■ **WHAT YOU WILL DO**
The whole listing below is to be copied exactly.
SUPPLIED ENTRIES START
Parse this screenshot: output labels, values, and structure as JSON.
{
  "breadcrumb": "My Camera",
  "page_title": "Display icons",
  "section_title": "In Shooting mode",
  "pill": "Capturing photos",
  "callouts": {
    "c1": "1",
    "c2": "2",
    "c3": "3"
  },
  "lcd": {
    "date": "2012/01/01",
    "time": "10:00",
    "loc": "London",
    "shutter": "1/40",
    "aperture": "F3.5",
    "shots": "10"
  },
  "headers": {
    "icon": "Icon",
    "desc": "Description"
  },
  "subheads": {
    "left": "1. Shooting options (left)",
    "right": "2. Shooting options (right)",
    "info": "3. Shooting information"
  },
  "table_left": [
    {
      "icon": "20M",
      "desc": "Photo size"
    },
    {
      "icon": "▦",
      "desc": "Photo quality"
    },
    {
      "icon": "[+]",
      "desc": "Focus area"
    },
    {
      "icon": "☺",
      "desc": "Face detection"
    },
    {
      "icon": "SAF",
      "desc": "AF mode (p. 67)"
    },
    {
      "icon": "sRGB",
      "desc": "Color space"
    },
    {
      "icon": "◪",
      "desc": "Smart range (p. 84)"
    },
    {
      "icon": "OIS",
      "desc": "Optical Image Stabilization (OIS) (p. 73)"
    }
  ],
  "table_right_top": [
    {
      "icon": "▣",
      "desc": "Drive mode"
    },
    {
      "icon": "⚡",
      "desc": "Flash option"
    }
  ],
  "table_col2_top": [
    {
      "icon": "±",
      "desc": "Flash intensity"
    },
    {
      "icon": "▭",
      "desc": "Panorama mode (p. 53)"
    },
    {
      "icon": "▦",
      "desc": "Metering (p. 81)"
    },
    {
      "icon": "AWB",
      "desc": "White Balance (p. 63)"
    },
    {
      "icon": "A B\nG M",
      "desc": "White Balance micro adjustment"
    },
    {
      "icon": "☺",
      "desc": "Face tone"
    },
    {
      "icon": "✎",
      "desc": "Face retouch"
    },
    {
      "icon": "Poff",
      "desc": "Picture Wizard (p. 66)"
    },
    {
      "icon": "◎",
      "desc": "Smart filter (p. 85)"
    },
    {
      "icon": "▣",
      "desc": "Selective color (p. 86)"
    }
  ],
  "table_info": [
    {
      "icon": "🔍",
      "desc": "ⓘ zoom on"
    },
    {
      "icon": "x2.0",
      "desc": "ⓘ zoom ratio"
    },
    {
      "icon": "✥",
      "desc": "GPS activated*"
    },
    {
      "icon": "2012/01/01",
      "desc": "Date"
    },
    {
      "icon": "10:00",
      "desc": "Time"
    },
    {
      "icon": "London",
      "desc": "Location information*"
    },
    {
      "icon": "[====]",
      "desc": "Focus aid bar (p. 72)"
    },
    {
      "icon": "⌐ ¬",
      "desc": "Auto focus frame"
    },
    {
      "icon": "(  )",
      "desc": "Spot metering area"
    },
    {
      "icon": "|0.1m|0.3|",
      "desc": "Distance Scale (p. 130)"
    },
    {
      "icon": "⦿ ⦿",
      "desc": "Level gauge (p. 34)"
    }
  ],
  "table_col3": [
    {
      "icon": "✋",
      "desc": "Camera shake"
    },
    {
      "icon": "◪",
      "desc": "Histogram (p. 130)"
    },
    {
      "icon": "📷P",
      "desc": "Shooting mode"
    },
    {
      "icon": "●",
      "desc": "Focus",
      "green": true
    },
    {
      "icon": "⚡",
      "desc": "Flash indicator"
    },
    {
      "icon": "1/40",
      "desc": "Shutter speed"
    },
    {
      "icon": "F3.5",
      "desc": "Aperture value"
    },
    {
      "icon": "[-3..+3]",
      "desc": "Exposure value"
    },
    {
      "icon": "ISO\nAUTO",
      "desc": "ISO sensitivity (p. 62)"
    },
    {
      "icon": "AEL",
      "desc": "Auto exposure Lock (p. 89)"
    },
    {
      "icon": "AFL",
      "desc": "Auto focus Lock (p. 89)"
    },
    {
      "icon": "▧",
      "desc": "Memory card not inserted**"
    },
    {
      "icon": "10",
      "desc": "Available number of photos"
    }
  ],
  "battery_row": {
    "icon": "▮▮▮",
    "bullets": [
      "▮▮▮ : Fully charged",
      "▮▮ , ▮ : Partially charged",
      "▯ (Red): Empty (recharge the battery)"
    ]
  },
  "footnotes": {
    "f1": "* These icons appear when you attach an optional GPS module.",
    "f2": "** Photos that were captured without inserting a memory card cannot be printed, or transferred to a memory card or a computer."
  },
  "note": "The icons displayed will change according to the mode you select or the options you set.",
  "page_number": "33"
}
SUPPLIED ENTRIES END
■ **SOLUTION FOR THIS EXERCISE**
Parse this screenshot: output labels, values, and structure as JSON.
{
  "breadcrumb": "My Camera",
  "page_title": "Display icons",
  "section_title": "In Shooting mode",
  "pill": "Capturing photos",
  "callouts": {
    "c1": "1",
    "c2": "2",
    "c3": "3"
  },
  "lcd": {
    "date": "2012/01/01",
    "time": "10:00",
    "loc": "London",
    "shutter": "1/40",
    "aperture": "F3.5",
    "shots": "10"
  },
  "headers": {
    "icon": "Icon",
    "desc": "Description"
  },
  "subheads": {
    "left": "1. Shooting options (left)",
    "right": "2. Shooting options (right)",
    "info": "3. Shooting information"
  },
  "table_left": [
    {
      "icon": "20M",
      "desc": "Photo size"
    },
    {
      "icon": "▦",
      "desc": "Photo quality"
    },
    {
      "icon": "[+]",
      "desc": "Focus area"
    },
    {
      "icon": "☺",
      "desc": "Face detection"
    },
    {
      "icon": "SAF",
      "desc": "AF mode (p. 67)"
    },
    {
      "icon": "sRGB",
      "desc": "Color space"
    },
    {
      "icon": "◪",
      "desc": "Smart range (p. 84)"
    },
    {
      "icon": "OIS",
      "desc": "Optical Image Stabilization (OIS) (p. 73)"
    }
  ],
  "table_right_top": [
    {
      "icon": "▣",
      "desc": "Drive mode"
    },
    {
      "icon": "⚡",
      "desc": "Flash option"
    }
  ],
  "table_col2_top": [
    {
      "icon": "±",
      "desc": "Flash intensity"
    },
    {
      "icon": "▭",
      "desc": "Panorama mode (p. 53)"
    },
    {
      "icon": "▦",
      "desc": "Metering (p. 81)"
    },
    {
      "icon": "AWB",
      "desc": "White Balance (p. 63)"
    },
    {
      "icon": "A B\nG M",
      "desc": "White Balance micro adjustment"
    },
    {
      "icon": "☺",
      "desc": "Face tone"
    },
    {
      "icon": "✎",
      "desc": "Face retouch"
    },
    {
      "icon": "Poff",
      "desc": "Picture Wizard (p. 66)"
    },
    {
      "icon": "◎",
      "desc": "Smart filter (p. 85)"
    },
    {
      "icon": "▣",
      "desc": "Selective color (p. 86)"
    }
  ],
  "table_info": [
    {
      "icon": "🔍",
      "desc": "ⓘ zoom on"
    },
    {
      "icon": "x2.0",
      "desc": "ⓘ zoom ratio"
    },
    {
      "icon": "✥",
      "desc": "GPS activated*"
    },
    {
      "icon": "2012/01/01",
      "desc": "Date"
    },
    {
      "icon": "10:00",
      "desc": "Time"
    },
    {
      "icon": "London",
      "desc": "Location information*"
    },
    {
      "icon": "[====]",
      "desc": "Focus aid bar (p. 72)"
    },
    {
      "icon": "⌐ ¬",
      "desc": "Auto focus frame"
    },
    {
      "icon": "(  )",
      "desc": "Spot metering area"
    },
    {
      "icon": "|0.1m|0.3|",
      "desc": "Distance Scale (p. 130)"
    },
    {
      "icon": "⦿ ⦿",
      "desc": "Level gauge (p. 34)"
    }
  ],
  "table_col3": [
    {
      "icon": "✋",
      "desc": "Camera shake"
    },
    {
      "icon": "◪",
      "desc": "Histogram (p. 130)"
    },
    {
      "icon": "📷P",
      "desc": "Shooting mode"
    },
    {
      "icon": "●",
      "desc": "Focus",
      "green": true
    },
    {
      "icon": "⚡",
      "desc": "Flash indicator"
    },
    {
      "icon": "1/40",
      "desc": "Shutter speed"
    },
    {
      "icon": "F3.5",
      "desc": "Aperture value"
    },
    {
      "icon": "[-3..+3]",
      "desc": "Exposure value"
    },
    {
      "icon": "ISO\nAUTO",
      "desc": "ISO sensitivity (p. 62)"
    },
    {
      "icon": "AEL",
      "desc": "Auto exposure Lock (p. 89)"
    },
    {
      "icon": "AFL",
      "desc": "Auto focus Lock (p. 89)"
    },
    {
      "icon": "▧",
      "desc": "Memory card not inserted**"
    },
    {
      "icon": "10",
      "desc": "Available number of photos"
    }
  ],
  "battery_row": {
    "icon": "▮▮▮",
    "bullets": [
      "▮▮▮ : Fully charged",
      "▮▮ , ▮ : Partially charged",
      "▯ (Red): Empty (recharge the battery)"
    ]
  },
  "footnotes": {
    "f1": "* These icons appear when you attach an optional GPS module.",
    "f2": "** Photos that were captured without inserting a memory card cannot be printed, or transferred to a memory card or a computer."
  },
  "note": "The icons displayed will change according to the mode you select or the options you set.",
  "page_number": "33"
}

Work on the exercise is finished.